Trial Days and Times: Trial is conducted Mon-Thurs, 9:00 am to 4:30 pm, with no trial on Fridays. The Court takes morning and afternoon breaks of 15 minutes and a lunch break from 12:00 to 1:30. Attorneys may need to arrive early or stay later on a given day to address jury instructions or other matters. Attorneys should be in the courtroom on the first day of trial by 8:30 a.m.  
Adherence to Start and End Times: I do everything in my power to stick to start and end times. I don’t like to keep Court staff during lunch or after hours. Jurors cannot be kept late because of risk of missing the juror shuttle. Please plan to start on-time and end on-time each day.  
Allotted Time: Time at hearings and at trial is divided equally between “both sides of the v,” no matter how many plaintiffs or how many defendants. How you divide the time up on your side of the “v” is up to you.

Joint Pre-Trial Memo and/or Conference; Exhibits and Objections

Motions in Limine: Each party is limited to two motions in limine containing a maximum of four pages of facts, argument, etc. Each motion shall be limited to one issue. Remember that “[t]he primary purpose of a motion in limine is to avoid disclosing to the jury prejudicial matters which may compel a mistrial. It should not, except upon a clear showing of non-admissibility, be used to reject evidence.” State v. Superior Court, 108 Ariz. 396, 397 (1972).  
Objections for Lack of Timely Disclosure: There are disclosure objections in the JPTS. The Court expects counsel to be able to promptly respond to a timeliness objection, if there is one. For example, if there is an objection to an exhibit for lack of timely disclosure, the party offering the exhibit will be expected to provide the Court the date on which the exhibit was disclosed.

Jury Selection

Voir Dire: During voir dire the Court will ask basic hardship questions and familiarity questions but will leave the majority of the questioning to the attorneys. The Court will generally not attempt to rehabilitate a potential juror, again leaving this portion of voir dire to the attorneys.  
Voir Dire: In the past, the Court would generally limit each attorney to 20 minutes of questioning. However, with the elimination of peremptory strikes, the Court will not enforce a strict time limit. You may use the time you need, keeping in mind that it is counting towards your total allotted time, and the jurors are mindful of their time as well. However, if the Court determines that you are being inefficient, the Court may warn you that your time is about to run.  

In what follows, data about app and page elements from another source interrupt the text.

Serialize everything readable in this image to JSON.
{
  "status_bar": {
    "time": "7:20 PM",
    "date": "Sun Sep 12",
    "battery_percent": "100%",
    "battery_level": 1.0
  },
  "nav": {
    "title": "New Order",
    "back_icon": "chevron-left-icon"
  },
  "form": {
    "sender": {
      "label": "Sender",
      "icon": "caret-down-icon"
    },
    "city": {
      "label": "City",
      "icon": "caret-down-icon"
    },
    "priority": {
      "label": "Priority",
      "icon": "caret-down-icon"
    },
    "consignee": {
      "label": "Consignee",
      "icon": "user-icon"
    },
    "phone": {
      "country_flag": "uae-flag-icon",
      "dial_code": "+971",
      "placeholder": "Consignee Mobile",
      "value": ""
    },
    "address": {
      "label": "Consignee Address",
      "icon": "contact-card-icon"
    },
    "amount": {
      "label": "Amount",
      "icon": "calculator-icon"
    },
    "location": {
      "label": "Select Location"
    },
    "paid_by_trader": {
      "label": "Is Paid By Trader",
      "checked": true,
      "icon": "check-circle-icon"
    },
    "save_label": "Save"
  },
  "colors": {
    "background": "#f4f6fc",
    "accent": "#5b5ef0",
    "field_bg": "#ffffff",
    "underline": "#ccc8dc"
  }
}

Trial Practice and Procedure

Opening Statements: Do not argue during opening statements.  
Use of Exhibits During Opening Statements: If any party intends to use exhibits during opening statements, the exhibits must be shown to opposing counsel at least 24 hours in advance of their use.  
Juror Notebooks: Juror notebooks will be provided to the jurors, and the Court will retain them each night. Counsel may provide copies of key admitted exhibits to the jurors, but it is not required by the Court.  

Courtroom Etiquette

Beverages in the Courtroom: Litigants and attorneys may have covered beverages (i.e. bottle of water with a top or a beverage in a travel mug) at counsel tables during hearings.  
Recording: Each hearing is recorded through the Court’s recording system. Outside or personal recording of a hearing by any means (cell phone, tape recorder, laptop, etc.) is prohibited without prior approval from the Court.  
Courtesy to Opposing Party: Do not make comments at/to the other party or opposing counsel. Your comments should be directed to the Court. Do not interrupt the other party (except for proper evidentiary objections) when the other party is speaking.  
Public Hearings: Court hearings are open to the public but this does not mean the public has a right to interrupt a hearing. Both verbal and non-verbal expressions of approval or disapproval from spectators are unacceptable. The Court will remove an individual from the courtroom or take similar appropriate action if he or she fails to show the parties and the Court the respect and courtesy they deserve. Parties in litigation are already in enough conflict without having family and friends adding fuel to the fire.